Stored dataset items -
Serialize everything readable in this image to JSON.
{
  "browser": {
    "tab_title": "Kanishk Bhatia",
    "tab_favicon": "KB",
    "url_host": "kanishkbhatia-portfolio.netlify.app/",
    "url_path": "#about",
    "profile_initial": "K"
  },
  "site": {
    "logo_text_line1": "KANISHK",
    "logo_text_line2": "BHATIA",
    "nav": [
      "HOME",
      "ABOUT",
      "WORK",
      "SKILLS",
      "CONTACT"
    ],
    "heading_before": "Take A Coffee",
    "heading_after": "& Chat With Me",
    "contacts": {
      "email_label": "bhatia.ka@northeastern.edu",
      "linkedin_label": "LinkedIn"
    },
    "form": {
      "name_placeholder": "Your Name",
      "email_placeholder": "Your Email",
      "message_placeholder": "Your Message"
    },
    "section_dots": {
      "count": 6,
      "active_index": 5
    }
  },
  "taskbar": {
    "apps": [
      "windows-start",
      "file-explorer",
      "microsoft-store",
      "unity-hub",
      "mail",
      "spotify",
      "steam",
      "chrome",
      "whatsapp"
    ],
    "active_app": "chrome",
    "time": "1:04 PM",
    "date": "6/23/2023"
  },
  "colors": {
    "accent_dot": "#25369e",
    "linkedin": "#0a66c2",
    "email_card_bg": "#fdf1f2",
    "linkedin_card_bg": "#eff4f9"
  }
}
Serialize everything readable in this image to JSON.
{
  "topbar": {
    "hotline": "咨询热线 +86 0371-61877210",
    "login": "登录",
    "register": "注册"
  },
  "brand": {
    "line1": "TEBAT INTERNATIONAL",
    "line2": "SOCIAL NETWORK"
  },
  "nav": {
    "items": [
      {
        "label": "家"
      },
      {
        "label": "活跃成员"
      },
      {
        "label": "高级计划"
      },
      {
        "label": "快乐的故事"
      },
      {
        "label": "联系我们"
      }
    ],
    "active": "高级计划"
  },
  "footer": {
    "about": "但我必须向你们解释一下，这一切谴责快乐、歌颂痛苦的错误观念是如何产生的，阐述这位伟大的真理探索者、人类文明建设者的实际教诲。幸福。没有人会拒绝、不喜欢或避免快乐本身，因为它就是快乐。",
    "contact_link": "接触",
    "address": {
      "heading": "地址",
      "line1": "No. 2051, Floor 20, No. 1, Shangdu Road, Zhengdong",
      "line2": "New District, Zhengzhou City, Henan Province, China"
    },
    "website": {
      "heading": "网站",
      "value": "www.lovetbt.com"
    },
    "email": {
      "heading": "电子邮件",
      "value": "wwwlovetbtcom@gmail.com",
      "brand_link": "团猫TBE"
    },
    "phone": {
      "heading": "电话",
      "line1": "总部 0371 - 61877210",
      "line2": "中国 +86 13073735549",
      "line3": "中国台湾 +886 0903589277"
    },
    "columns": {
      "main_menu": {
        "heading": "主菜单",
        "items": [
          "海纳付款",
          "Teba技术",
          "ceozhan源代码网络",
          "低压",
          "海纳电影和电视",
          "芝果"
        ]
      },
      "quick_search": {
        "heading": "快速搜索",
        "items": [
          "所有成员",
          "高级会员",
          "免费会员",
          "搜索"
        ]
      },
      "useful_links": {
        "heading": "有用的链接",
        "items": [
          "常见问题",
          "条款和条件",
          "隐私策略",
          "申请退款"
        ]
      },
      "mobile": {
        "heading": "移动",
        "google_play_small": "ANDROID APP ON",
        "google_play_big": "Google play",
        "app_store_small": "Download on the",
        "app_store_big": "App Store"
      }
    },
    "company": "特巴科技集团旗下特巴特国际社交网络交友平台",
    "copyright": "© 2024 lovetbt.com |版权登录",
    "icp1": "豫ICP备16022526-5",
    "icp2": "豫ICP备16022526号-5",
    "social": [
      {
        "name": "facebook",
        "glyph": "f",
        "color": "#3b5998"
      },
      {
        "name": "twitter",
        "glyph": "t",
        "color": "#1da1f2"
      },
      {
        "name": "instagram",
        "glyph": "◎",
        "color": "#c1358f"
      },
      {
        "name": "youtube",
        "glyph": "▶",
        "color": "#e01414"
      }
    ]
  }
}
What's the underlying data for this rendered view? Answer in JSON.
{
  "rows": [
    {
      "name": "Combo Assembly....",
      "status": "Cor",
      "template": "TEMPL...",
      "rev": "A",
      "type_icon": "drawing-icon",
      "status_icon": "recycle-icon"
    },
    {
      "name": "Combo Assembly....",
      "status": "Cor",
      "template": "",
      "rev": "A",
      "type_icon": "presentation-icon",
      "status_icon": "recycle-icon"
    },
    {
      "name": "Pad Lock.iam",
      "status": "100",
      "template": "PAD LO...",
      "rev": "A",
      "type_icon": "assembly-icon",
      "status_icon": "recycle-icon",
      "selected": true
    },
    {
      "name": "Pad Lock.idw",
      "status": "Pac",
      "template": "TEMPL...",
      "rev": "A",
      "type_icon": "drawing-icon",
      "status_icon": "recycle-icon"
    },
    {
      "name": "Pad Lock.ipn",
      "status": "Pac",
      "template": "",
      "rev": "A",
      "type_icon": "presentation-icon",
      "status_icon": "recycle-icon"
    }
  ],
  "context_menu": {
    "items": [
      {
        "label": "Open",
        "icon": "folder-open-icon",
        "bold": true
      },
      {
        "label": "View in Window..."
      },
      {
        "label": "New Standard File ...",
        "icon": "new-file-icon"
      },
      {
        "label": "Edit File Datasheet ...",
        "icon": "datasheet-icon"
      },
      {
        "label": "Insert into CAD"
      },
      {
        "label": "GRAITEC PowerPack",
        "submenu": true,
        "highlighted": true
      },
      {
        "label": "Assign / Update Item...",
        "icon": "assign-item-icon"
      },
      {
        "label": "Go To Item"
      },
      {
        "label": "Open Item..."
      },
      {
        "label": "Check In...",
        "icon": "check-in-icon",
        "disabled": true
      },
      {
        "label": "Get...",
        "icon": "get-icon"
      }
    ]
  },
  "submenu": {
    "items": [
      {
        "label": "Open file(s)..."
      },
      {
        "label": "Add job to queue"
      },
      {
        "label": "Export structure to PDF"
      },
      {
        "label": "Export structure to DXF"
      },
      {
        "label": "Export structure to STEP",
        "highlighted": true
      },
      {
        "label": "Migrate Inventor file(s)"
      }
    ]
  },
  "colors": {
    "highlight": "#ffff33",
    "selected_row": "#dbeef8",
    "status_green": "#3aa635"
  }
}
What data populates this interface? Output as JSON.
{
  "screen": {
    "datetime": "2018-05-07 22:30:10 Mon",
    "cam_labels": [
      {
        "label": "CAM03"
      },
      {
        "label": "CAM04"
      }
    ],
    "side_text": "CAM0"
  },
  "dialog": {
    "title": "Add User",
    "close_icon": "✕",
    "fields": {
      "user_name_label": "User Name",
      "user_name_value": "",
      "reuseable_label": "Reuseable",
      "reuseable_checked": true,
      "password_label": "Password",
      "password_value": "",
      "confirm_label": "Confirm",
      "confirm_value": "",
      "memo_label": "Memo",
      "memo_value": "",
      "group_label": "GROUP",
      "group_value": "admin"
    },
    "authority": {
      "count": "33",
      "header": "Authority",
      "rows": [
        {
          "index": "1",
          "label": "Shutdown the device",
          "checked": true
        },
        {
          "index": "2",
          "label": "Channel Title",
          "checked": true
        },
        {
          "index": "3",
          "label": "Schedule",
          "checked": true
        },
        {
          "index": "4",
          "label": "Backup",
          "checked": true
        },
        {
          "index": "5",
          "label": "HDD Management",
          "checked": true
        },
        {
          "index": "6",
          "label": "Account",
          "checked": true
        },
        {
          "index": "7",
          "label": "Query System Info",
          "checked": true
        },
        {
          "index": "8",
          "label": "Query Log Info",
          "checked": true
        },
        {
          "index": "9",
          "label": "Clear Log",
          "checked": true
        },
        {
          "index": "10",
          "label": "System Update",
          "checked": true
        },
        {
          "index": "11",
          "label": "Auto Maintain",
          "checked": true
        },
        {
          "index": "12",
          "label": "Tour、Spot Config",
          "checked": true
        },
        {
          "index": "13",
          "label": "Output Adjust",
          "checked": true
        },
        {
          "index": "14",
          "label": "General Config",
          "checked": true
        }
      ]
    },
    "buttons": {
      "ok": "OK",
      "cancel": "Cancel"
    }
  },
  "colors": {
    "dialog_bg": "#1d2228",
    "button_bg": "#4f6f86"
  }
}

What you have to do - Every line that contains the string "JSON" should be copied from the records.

Result of this task -
Serialize everything readable in this image to JSON.
Serialize everything readable in this image to JSON.
What's the underlying data for this rendered view? Answer in JSON.
What data populates this interface? Output as JSON.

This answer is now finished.